If Mayors Ruled the World: Dysfunctional Nations, Rising Cities, by political theorist Benjamin Barber, provides a provocative and original look at how some mayors are responding to transnational problems more effectively than nation-states mired in ideological infighting and sovereign rivalries. More than a dozen mayors from around the world were interviewed by Barber, a senior research scholar at the Center on Philanthropy and Civil Society at the Graduate Center.
In 1776 Samuel Shaw, the mayor of Boston, referred to New York City as “a motley collection of all the nations under heaven.” Nearly a quarter millennium later, the city’s population is even more exuberantly and colorfully motley: Almost half of the city’s adults are foreign-born, and 168 “home” languages are spoken by its public school students. The city that hosts the United Nations is itself a metropolis of united nations.

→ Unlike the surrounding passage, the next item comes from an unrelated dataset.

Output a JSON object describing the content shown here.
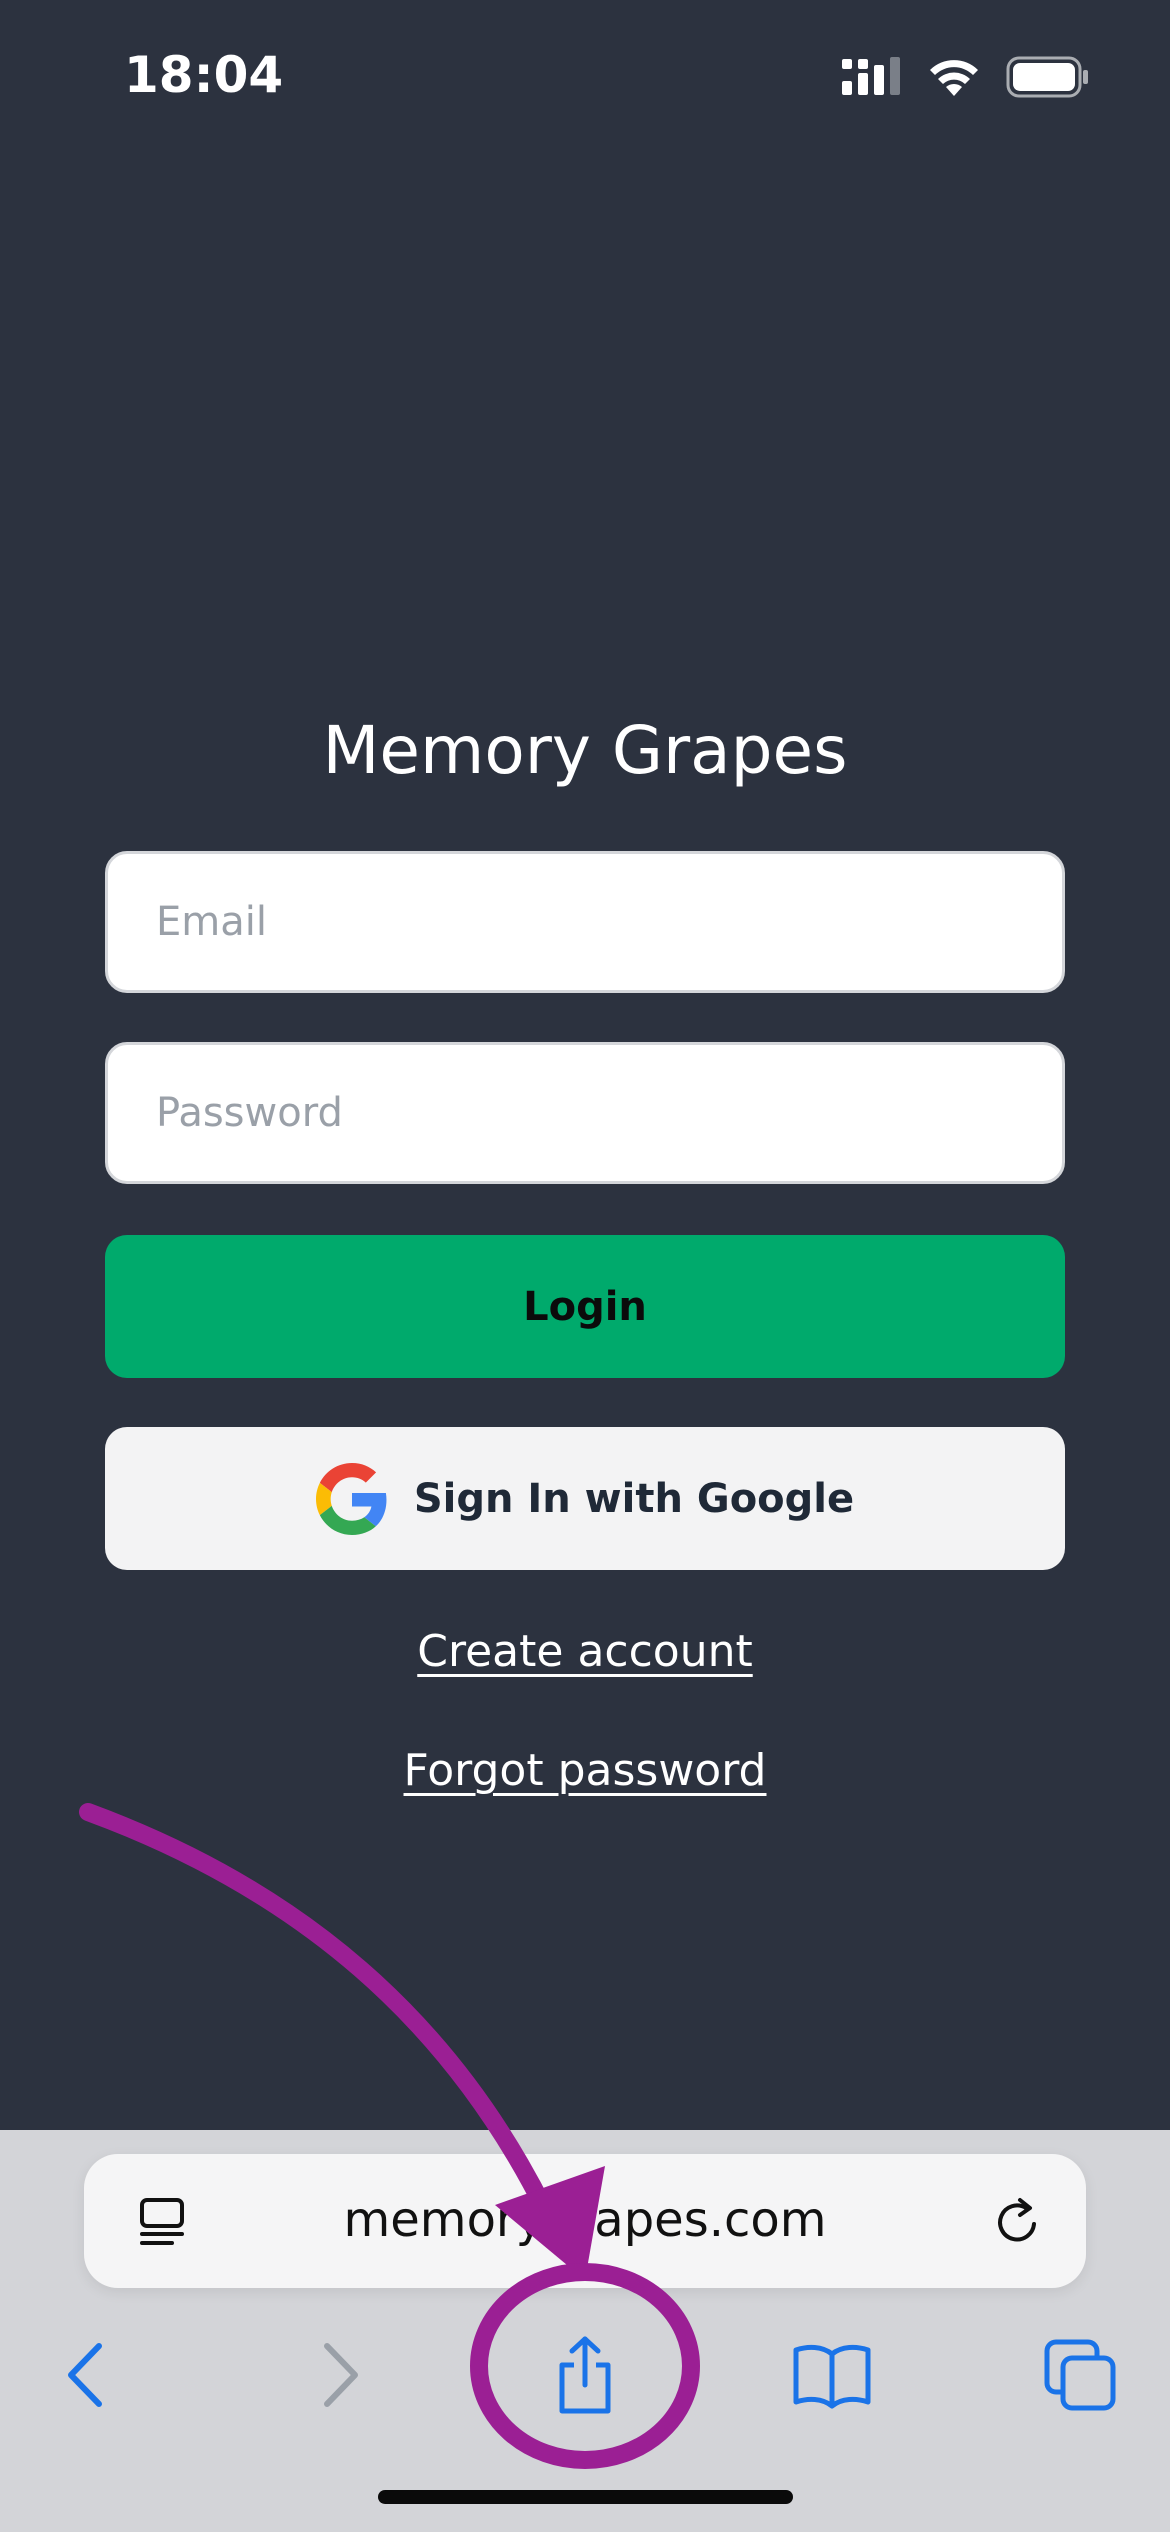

For Queens College junior Isioma Ononye there’s little question about the goal — working in a job you love. The challenge is how to get there. And Gloriana Waters, CUNY’s vice chancellor for Human Resources, is providing some help.

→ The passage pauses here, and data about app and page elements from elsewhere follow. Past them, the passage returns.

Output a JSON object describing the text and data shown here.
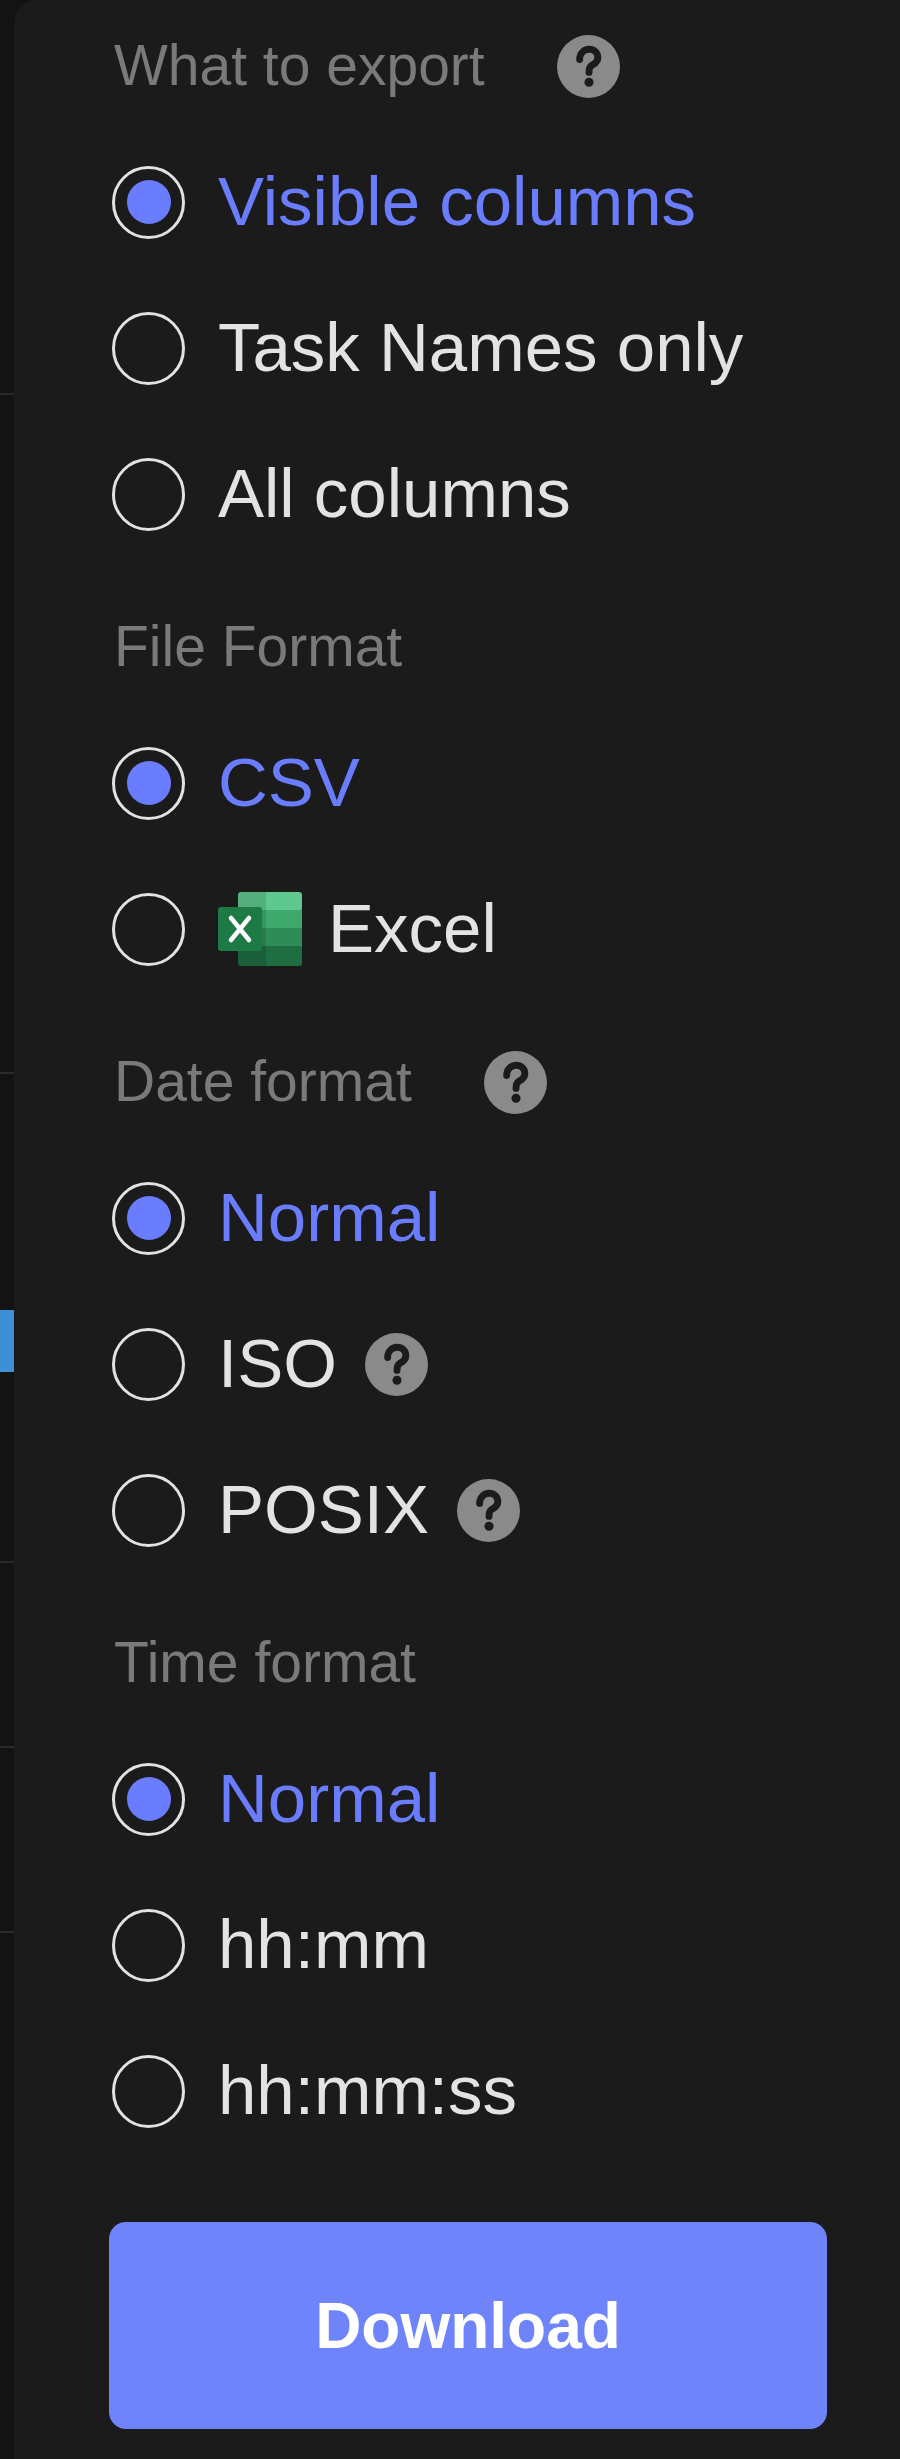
{
  "sections": [
    {
      "title": "What to export",
      "help": true,
      "options": [
        {
          "label": "Visible columns",
          "selected": true,
          "kind": "text",
          "help": false
        },
        {
          "label": "Task Names only",
          "selected": false,
          "kind": "text",
          "help": false
        },
        {
          "label": "All columns",
          "selected": false,
          "kind": "text",
          "help": false
        }
      ]
    },
    {
      "title": "File Format",
      "help": false,
      "options": [
        {
          "label": "CSV",
          "selected": true,
          "kind": "text",
          "help": false
        },
        {
          "label": "Excel",
          "selected": false,
          "kind": "spreadsheet",
          "help": false
        }
      ]
    },
    {
      "title": "Date format",
      "help": true,
      "options": [
        {
          "label": "Normal",
          "selected": true,
          "kind": "text",
          "help": false
        },
        {
          "label": "ISO",
          "selected": false,
          "kind": "text",
          "help": true
        },
        {
          "label": "POSIX",
          "selected": false,
          "kind": "text",
          "help": true
        }
      ]
    },
    {
      "title": "Time format",
      "help": false,
      "options": [
        {
          "label": "Normal",
          "selected": true,
          "kind": "text",
          "help": false
        },
        {
          "label": "hh:mm",
          "selected": false,
          "kind": "text",
          "help": false
        },
        {
          "label": "hh:mm:ss",
          "selected": false,
          "kind": "text",
          "help": false
        }
      ]
    }
  ],
  "download_button": {
    "label": "Download"
  }
}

Supervisors from the University’s Central Office learned more about how to evaluate those who work for them during four half-day workshops in December and January.
AT Brooklyn College, plans are under way to transform a portion of Steiner Studios at the Brooklyn Navy Yard into the Barry R. Feirstein Graduate School of Cinema, a new film school that will boast the largest production studio outside of Hollywood.
On a recent trip to Honduras, Brooklyn College Political Science professor Mark Ungar witnessed a judge gunned down in the middle of the afternoon in front of a bank. The day before, while Ungar lectured at the law school of the National Autonomous University of Honduras, a student was fatally shot at the school.
More Than 700 Students Join New CUNY Service Corps.
November is CUNY Month, which this year coincides with heightened interest in higher education, following President Obama’s recently proposed plan to enhance college affordability and accountability.
Driven by leaps in freshman and transfer admissions, enrollment at The City University of New York increased to more than 270,000 this fall as more students and families seized the opportunity to attain a high-quality yet affordable college education amid daunting college costs and enrollment declines elsewhere.
Seron Douglas dropped out of high school in the 11th grade when his son was born. He was living in the Bronx with his single mother. “She was doing cleaning jobs; my father was not around,” he said. The birth of his son, Seron Jr., would be a turning point for Douglas in what had been a dissolute youth spent mostly in the streets.
The doctor is in. Residents in 3,000 New York City households are getting free medical check-ups thanks to the Health Department and the CUNY School of Public Health. Participants in the second New York City Health and Nutrition Examination Survey (NYC HANES) not only get life-saving vital signs information but also $100.
Stepping out of the subway station at 149th Street and Third Avenue in the South Bronx, you hear the sounds of honking cars and noisy crowds pulsate through the hardscrabble streets like the borough’s heartbeat. But walking further, after passing a smoke-filled falafel truck, a pawnshop, and a weed-choked lot, you soon encounter a striking silver oasis of homes known as Via Verde, or the “Green Way.”
Great teaching is at the heart of a great university, and Avi O. Liveson is among The Princeton Review’s The Best 300 Professors (Random House 2012) selected from among 42,000 submissions and 1,000 semifinalists nationwide.
I escaped the funnel into Vietnam in 1969 by 48 hours. My second — and unevadable — draft notice arrived in the mail on a Monday, but I had enlisted in the reserves of the Army’s Judge Advocate General Corps the previous Saturday (I did not reveal that I was thinking of dropping out of Stanford Law School).